OR, they paddle SOT. Scuppers are great.


I can’t fit in my shower wearing a PFD so they are over rated.
I gave up being the scolding/warning mom to other people as they won’t want to hear it. I’ve always carried some rope and a lineman’s pliers in my truck. I always carry a knife on me and have one in the glove box that has a blunt point.
Rope for tossing/tourniquet, pliers for cutting fence and breaking auto glass and the blunt tip knife for cutting seat belts.
How many of us have fire extinguishers in our cars/trucks?

Dust and Water

Dust and water,
we are of each.
Soon swept away,
drift cross cosmic beach,

Watered down,
solution quick to lack,
an affirmed substance,
since amniotic sac.

Dust to dust,
the need for water.
Pass into ethereal,
element to other.

Or, maybe:


Dust and water can make a muddy mess of things. Loved the song about carrying on!

I remember the few years when our kids thought they were.

“Anti-alcoholics are unfortunates in the grip of water, that terrible poison, so solvent and corrosive that out of all substances it has been chosen for washings and scourings, and a drop of water, added to a clear liquid like absinthe, makes it muddy.” -Jarry

all water is dangerous.

And we, like all life, is mostly made of it. Acceptance is in order, I think. T’was ever thus.

“What we see in water depends greatly on what we bring to the shore.” Peter Steinhart

“Solid stone is just sand and water, sand and water, and a million years gone by” Beth Nielsen Chapman

“The river is old. Old as few things are old; old like orbits and dust and gravity.” Justin Isherwood

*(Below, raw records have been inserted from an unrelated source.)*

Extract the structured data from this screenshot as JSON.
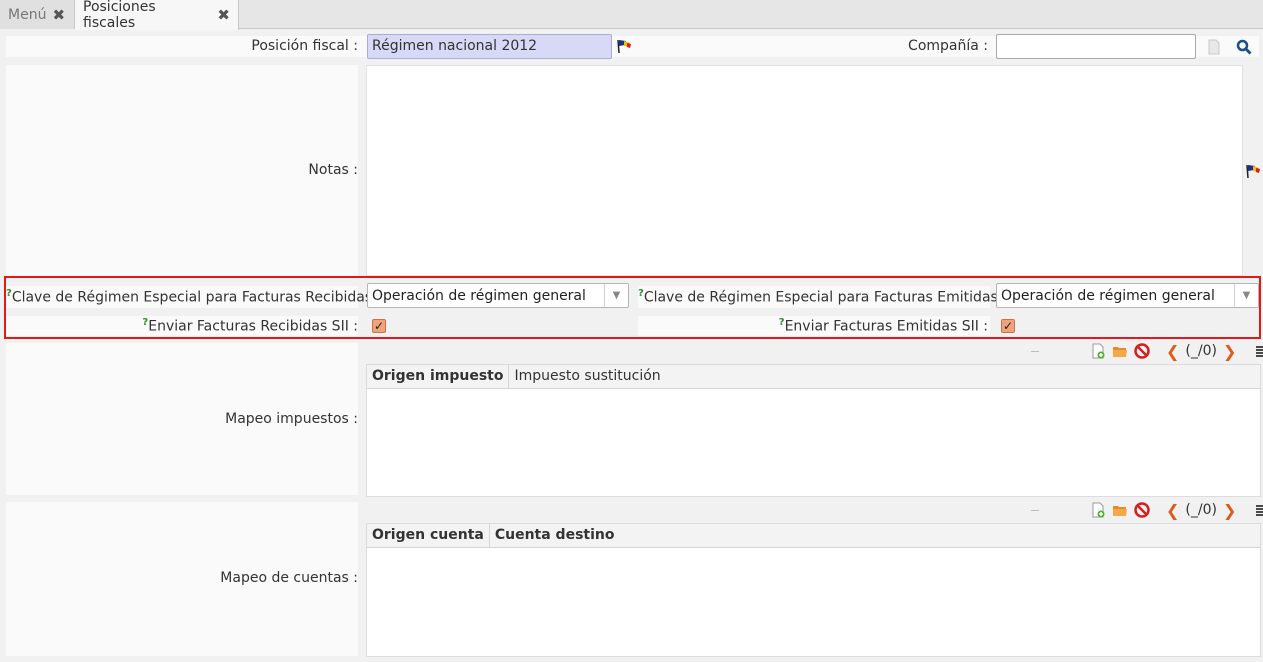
{
  "tabs": [
    {
      "label": "Menú"
    },
    {
      "label": "Posiciones fiscales"
    }
  ],
  "form": {
    "posicion_fiscal_label": "Posición fiscal :",
    "posicion_fiscal_value": "Régimen nacional 2012",
    "compania_label": "Compañía :",
    "compania_value": "",
    "notas_label": "Notas :",
    "clave_recibidas_label": "Clave de Régimen Especial para Facturas Recibidas :",
    "clave_recibidas_value": "Operación de régimen general",
    "clave_emitidas_label": "Clave de Régimen Especial para Facturas Emitidas :",
    "clave_emitidas_value": "Operación de régimen general",
    "enviar_recibidas_label": "Enviar Facturas Recibidas SII :",
    "enviar_recibidas_checked": true,
    "enviar_emitidas_label": "Enviar Facturas Emitidas SII :",
    "enviar_emitidas_checked": true,
    "help_mark": "?"
  },
  "mapeo_impuestos": {
    "label": "Mapeo impuestos :",
    "pager": "(_/0)",
    "columns": [
      "Origen impuesto",
      "Impuesto sustitución"
    ]
  },
  "mapeo_cuentas": {
    "label": "Mapeo de cuentas :",
    "pager": "(_/0)",
    "columns": [
      "Origen cuenta",
      "Cuenta destino"
    ]
  },
  "colors": {
    "highlight": "#e31818",
    "accent": "#e05a1a",
    "selected_field": "#d7d9f7"
  }
}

I get the attempt at humor but timing not the best. It is that time of year. A week ago a young father and his child both drowned no more than 50 feet from a launch point on Lake Champlain. Went out in a rec kayak, somehow went over. old water.